Footage taken during the Audible Universe 2 workshop:
Incredible images of astrophysical objects are used by professional astronomers for research and by the general public for outreach and educational purposes. However, astronomers and the general public alike are blind to nearly all astronomical phenomena without technological and computational aids to produce the images that we are now used to “seeing”.
For example, only by using giant telescopes can we detect exoplanets or distant galaxies. Furthermore, most physical processes in the Universe reveal themselves, not in visible light, but instead at other wavelengths invisible to humans, including: radio waves; X-rays; and gamma rays. Incredibly, 95% of the mass and energy that makes up our Universe is actually entirely “dark” because it does not emit radiation and is referred to as “dark matter” and “dark energy”. Despite the fact that we are all basically blind to the Universe we nearly always opt to represent the data with visuals.
Challenging the idea that we should use visualisations of astronomical data, there has been an emerging research interest in converting astronomical phenomena into sound. There are now several astronomers performing such “sonification” of astronomical data to make academic research, outreach and education accessible to people who are blind or visually impaired (BVI) or to assess if data sonification, with visualisations, can enable a deeper understanding of the underlying data. There is a growing interest in the research area of converting astronomical data to sound, mostly driven by enthusiastic astronomers.
However during the Lorentz Center workshop “Audible Universe” that took place in August 2021 (held online due to the pandemic) we started to bring together experts with different backgrounds, including astronomers interested in sonification; researchers in sonification; sound or music computing; sound design; sound perception; and educators. We achieved the goal of discussing and consolidating current attempts at sonification of astronomical data and set a common ground among different disciplines. Building on the success of that online workshop, we now aim at bringing together experts in person to reach a more comprehensive investigation of how astronomical data can be sonified to help all researchers in discovery and data exploration and, at the same time, to make astronomy more accessible to the BVI community.

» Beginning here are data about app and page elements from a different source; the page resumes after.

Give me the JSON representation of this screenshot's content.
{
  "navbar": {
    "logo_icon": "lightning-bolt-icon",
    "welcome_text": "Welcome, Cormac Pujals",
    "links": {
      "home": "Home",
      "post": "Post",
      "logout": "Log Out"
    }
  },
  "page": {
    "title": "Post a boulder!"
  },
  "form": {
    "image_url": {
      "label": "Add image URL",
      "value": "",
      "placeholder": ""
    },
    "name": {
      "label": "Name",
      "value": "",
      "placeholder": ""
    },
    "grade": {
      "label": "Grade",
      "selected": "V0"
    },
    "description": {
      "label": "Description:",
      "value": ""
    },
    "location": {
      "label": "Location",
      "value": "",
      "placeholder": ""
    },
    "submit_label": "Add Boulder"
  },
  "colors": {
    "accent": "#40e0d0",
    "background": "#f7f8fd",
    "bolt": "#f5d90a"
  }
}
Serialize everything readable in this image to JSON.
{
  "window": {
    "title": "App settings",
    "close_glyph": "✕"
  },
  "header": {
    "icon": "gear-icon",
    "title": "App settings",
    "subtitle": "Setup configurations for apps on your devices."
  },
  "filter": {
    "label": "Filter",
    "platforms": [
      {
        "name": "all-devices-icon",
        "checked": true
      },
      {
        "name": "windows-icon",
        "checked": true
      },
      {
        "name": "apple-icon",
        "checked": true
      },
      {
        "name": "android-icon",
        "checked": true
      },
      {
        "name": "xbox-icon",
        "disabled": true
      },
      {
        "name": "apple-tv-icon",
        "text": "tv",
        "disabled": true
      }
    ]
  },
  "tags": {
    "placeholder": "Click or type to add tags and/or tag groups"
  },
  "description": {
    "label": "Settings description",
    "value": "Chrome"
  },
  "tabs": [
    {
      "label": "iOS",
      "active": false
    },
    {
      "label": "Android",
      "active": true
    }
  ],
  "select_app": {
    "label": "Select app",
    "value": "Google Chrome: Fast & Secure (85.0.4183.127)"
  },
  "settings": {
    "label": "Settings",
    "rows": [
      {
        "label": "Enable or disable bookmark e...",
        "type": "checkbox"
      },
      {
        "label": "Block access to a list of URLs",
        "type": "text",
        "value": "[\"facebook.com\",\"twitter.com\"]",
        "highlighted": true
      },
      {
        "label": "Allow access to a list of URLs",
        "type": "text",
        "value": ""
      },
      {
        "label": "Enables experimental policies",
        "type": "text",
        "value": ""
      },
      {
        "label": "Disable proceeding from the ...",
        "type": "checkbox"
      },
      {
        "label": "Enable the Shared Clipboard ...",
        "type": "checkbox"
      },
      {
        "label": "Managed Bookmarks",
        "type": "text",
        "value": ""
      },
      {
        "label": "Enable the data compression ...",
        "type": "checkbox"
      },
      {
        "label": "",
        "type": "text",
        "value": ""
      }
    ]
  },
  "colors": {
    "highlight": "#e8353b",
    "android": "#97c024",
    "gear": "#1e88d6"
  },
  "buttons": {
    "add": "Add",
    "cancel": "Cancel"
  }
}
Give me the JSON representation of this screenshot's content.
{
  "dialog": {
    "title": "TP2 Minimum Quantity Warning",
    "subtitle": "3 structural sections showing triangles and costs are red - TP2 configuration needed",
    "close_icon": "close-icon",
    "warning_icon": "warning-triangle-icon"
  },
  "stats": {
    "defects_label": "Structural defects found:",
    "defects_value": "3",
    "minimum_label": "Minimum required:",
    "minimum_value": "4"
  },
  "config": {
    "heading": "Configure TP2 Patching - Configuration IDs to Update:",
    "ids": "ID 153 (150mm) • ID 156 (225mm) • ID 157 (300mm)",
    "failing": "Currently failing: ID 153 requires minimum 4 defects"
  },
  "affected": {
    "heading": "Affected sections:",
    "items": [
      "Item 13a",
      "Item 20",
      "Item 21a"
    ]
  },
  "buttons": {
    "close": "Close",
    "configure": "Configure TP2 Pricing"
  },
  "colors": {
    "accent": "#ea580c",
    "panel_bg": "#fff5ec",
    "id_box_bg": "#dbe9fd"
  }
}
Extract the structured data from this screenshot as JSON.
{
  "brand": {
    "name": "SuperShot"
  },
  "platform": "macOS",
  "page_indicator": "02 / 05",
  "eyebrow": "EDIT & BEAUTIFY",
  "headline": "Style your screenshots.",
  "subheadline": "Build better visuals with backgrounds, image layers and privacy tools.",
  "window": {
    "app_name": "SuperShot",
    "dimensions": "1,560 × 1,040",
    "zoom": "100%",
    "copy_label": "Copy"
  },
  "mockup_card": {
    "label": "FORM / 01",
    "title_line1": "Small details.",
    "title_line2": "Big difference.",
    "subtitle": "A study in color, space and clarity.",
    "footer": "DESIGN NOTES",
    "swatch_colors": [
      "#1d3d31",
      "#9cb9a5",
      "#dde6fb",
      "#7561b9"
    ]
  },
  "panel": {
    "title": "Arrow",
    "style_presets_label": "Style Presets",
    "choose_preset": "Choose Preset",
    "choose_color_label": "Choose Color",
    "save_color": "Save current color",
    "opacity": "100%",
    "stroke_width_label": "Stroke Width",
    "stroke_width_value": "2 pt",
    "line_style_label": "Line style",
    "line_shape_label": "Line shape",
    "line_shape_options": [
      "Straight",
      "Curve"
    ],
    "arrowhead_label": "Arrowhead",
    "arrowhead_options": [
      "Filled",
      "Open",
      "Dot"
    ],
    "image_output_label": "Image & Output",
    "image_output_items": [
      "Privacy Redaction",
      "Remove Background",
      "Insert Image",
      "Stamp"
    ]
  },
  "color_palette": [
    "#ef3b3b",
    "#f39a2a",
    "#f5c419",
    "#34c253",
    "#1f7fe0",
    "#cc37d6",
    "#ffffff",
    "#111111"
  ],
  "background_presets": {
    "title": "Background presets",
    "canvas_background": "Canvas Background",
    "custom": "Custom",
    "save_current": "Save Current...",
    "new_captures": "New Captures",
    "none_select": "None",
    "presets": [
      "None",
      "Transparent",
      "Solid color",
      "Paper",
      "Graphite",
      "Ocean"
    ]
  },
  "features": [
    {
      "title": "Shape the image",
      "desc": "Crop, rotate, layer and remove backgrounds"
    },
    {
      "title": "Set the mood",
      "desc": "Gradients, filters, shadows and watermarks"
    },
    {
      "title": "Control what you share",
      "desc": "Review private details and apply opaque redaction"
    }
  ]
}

We plan to achieve the following objectives:
(1) consolidate and follow-up new collaborations that started during the online workshop;
(2) design and plan future experiments to evaluate current and future sonification tools;
(3) plan a roadmap for the following years, discussing how astronomers, sound designers, psycho-acoustics researchers, and educators can collaborate to carry out these scientific experiments and to work towards an international standard framework for sonification of astronomical data that also meets international accessibility criteria.